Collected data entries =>
=-=-=-=-=
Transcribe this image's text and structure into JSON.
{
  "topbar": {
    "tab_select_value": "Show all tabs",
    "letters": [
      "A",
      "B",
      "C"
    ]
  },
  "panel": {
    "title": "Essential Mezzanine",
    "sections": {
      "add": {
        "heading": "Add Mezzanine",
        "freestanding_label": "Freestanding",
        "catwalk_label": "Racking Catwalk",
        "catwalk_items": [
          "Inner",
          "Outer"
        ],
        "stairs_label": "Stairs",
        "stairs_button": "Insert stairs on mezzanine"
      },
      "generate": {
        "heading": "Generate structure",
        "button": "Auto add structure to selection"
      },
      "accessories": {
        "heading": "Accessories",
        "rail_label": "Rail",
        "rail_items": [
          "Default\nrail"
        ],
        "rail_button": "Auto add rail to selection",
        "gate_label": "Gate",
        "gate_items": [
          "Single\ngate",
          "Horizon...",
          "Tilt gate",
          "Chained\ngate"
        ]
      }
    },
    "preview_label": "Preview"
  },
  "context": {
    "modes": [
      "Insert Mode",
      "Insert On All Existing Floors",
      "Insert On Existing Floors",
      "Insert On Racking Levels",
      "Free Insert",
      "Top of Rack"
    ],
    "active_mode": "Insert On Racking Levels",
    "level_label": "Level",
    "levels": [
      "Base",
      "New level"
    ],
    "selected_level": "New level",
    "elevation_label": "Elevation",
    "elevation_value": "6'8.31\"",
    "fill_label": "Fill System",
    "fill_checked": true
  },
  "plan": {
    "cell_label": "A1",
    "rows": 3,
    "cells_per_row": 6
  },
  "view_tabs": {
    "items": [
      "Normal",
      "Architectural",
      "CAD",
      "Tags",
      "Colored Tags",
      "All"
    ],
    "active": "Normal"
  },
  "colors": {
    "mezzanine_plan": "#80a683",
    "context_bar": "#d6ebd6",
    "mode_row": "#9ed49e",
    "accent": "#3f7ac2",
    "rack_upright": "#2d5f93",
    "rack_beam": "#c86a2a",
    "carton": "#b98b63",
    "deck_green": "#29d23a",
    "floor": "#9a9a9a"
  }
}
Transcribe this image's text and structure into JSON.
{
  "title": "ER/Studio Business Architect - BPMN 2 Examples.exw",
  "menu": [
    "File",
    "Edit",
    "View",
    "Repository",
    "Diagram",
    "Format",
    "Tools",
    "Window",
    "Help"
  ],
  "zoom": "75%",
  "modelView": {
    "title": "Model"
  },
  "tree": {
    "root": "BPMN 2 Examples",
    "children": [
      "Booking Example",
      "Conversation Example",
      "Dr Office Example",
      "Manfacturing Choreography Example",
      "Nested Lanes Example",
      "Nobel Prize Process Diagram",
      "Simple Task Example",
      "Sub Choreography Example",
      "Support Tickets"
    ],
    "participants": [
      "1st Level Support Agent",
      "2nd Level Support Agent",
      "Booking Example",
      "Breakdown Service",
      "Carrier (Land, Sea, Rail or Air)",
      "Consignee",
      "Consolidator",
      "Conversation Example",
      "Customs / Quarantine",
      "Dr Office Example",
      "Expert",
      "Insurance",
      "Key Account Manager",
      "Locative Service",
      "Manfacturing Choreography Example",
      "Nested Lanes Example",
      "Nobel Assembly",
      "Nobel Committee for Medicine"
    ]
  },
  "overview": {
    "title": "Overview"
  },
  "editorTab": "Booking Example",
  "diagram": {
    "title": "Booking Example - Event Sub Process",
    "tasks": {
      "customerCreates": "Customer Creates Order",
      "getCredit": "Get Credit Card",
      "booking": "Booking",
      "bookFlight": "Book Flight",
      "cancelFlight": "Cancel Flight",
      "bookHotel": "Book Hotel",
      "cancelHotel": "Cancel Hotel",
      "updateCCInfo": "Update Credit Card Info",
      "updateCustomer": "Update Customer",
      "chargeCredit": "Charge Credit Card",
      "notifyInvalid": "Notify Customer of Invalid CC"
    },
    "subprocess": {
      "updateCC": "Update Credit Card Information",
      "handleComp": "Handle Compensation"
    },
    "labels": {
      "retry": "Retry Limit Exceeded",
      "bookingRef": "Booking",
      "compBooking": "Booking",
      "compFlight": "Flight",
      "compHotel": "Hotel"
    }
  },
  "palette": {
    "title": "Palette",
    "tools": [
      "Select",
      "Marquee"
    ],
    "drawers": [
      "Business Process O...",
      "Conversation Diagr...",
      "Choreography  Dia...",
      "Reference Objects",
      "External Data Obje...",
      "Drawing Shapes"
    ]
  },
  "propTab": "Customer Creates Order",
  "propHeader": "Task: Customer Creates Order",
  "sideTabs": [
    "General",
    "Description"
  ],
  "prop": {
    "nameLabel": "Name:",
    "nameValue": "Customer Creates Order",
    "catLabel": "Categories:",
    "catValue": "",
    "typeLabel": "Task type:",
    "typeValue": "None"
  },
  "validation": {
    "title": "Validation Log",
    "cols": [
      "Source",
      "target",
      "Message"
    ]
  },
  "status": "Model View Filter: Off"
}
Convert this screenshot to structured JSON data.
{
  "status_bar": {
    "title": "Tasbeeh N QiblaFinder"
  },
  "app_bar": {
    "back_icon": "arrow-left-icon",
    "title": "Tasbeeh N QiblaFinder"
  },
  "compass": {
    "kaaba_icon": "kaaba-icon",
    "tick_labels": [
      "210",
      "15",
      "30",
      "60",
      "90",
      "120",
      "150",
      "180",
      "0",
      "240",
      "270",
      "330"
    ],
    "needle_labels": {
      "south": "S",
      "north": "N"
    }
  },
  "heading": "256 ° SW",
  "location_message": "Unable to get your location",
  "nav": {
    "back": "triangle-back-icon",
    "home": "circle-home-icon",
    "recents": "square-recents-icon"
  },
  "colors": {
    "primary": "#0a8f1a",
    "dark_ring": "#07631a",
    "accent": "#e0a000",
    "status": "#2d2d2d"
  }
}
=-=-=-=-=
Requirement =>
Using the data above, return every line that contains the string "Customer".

Solution =>
      "customerCreates": "Customer Creates Order",
      "updateCustomer": "Update Customer",
      "notifyInvalid": "Notify Customer of Invalid CC"
  "propTab": "Customer Creates Order",
  "propHeader": "Task: Customer Creates Order",
    "nameValue": "Customer Creates Order",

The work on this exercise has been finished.